By Stacy M. Brown, NNPA Newswire Senior Correspondent
The novel coronavirus continues to baffle public health experts and those on the front lines.
Still, for patients and those who suspect they might have COVID-19, one blunt assessment by a noted physician has made the pandemic even more perplexing.
In an exclusive live stream interview with the National Newspaper Publishers Association (NNPA) broadcast over Facebook, Dr. Leigh-Ann Webb, an assistant professor and attending Emergency Department Physician at the University of Virginia School of Medicine, said tests results might not provide true answers to whether an individual has the coronavirus.
“I think most people who interface when they get test results believe the result is the law. ‘I have it, or I don’t have it,’” Dr. Webb stated during the live stream, titled “Accessing COVID-19: Testing and Availability.”
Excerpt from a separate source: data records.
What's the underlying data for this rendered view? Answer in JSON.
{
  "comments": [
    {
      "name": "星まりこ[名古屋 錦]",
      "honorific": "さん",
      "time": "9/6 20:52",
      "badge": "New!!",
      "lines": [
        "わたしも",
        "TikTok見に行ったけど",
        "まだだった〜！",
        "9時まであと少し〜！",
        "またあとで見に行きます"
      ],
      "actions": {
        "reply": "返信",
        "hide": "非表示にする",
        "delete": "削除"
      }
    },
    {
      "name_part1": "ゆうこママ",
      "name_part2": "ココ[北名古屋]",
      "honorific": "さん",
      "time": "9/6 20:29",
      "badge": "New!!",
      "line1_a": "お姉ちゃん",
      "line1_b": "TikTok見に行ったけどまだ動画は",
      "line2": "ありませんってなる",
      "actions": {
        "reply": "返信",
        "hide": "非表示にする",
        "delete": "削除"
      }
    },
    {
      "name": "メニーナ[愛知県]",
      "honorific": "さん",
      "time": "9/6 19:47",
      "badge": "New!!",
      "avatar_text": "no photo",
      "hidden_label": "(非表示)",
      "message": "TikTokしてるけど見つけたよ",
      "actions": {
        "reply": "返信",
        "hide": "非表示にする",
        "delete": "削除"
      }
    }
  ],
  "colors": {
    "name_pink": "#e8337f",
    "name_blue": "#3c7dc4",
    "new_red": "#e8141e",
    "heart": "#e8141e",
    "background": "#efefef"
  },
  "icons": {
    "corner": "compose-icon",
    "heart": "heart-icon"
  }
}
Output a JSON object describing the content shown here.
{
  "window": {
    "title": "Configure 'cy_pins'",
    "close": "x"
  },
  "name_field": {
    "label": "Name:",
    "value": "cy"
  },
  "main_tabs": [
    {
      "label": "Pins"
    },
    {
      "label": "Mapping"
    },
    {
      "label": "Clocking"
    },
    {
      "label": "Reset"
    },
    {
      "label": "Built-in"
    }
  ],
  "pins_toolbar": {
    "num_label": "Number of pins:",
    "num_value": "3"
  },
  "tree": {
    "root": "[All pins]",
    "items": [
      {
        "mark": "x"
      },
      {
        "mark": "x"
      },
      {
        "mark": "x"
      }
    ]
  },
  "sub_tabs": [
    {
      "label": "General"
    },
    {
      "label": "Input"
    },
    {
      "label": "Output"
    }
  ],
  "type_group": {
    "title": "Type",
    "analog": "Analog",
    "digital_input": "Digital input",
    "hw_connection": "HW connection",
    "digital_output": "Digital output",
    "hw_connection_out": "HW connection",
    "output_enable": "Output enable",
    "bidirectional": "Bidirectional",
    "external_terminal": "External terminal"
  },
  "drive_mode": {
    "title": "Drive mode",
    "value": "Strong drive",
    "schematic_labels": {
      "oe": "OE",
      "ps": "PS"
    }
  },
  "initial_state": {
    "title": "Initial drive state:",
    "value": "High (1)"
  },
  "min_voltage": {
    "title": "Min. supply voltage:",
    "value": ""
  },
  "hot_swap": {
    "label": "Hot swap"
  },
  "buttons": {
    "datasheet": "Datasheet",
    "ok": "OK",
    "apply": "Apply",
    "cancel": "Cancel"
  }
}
“But not all tests are created equal or perfect, and what it means is that when you have a positive test, you probably have coronavirus, but the test result may be incorrect. If you’re having symptoms, you should stay at home and follow the directions of your provider,” Dr. Webb added.
“A negative test result means that the virus that causes COVID-19 isn’t in your sample and could mean that you don’t have it. But a negative test result could be incorrect, and you can possibly still have it.
“The health care provider must consider your symptoms, exposure, and where you live. We used to think about recent travel being high-risk, but not so much anymore because so much of the virus is community-spread.”
For the broadcast, Dr. Webb was joined by kinesthetic entrepreneur Reginald Swift, the founder of Rubix Life Science who is helping the nation’s coronavirus testing shortfall by offering more than 1 million tests from his company of scientists, engineers, doctors, and researchers who support varied organizations for work in infectious disease.
Rubix LS delivers information that makes it possible for robust therapies, policies, and countermeasures to increase patient health outcomes.
“We know that many organizations are creating massive amounts of tests, but because I wanted to direct ours toward communities of color, we’ve been told by Massachusetts, Illinois, Louisiana, and other state officials to work with the federal government,” Swift stated.
“We have 1 million tests available, and we have materials for what seems to be a supply chain issue,” he said.
As of this writing, there are nearly 2.1 million confirmed coronavirus cases worldwide and more than 138,100 deaths. The United States has more than 644,100 confirmed cases and at least 28,579 deaths.
“Cases can go from mild to a person becoming very sick and dying in a short amount of time,” Dr. Webb noted. “We know that the majority of patients are less than age 65, and young people are dying with no co-morbidities.”
Dr. Webb furthered cautioned that the novel coronavirus should not be compared with the common flu because it’s much deadlier. However, like the flu, Dr. Webb said COVID-19 could be seasonable.
“Lots of people are talking about peaks in the disease, less are talking about the plateau,” Dr. Webb noted. “At a peak, you might stay there for some time before the numbers come down. What we know in general is that a lot of experts are expecting that the novel coronavirus is seasoning as well.
“We have to have testing and effective treatment for combating this disease. We need to come together and work together with academics, private corporations, government, and policy. We have to function. Otherwise, our communities of color will continue to get hit harder and harder.”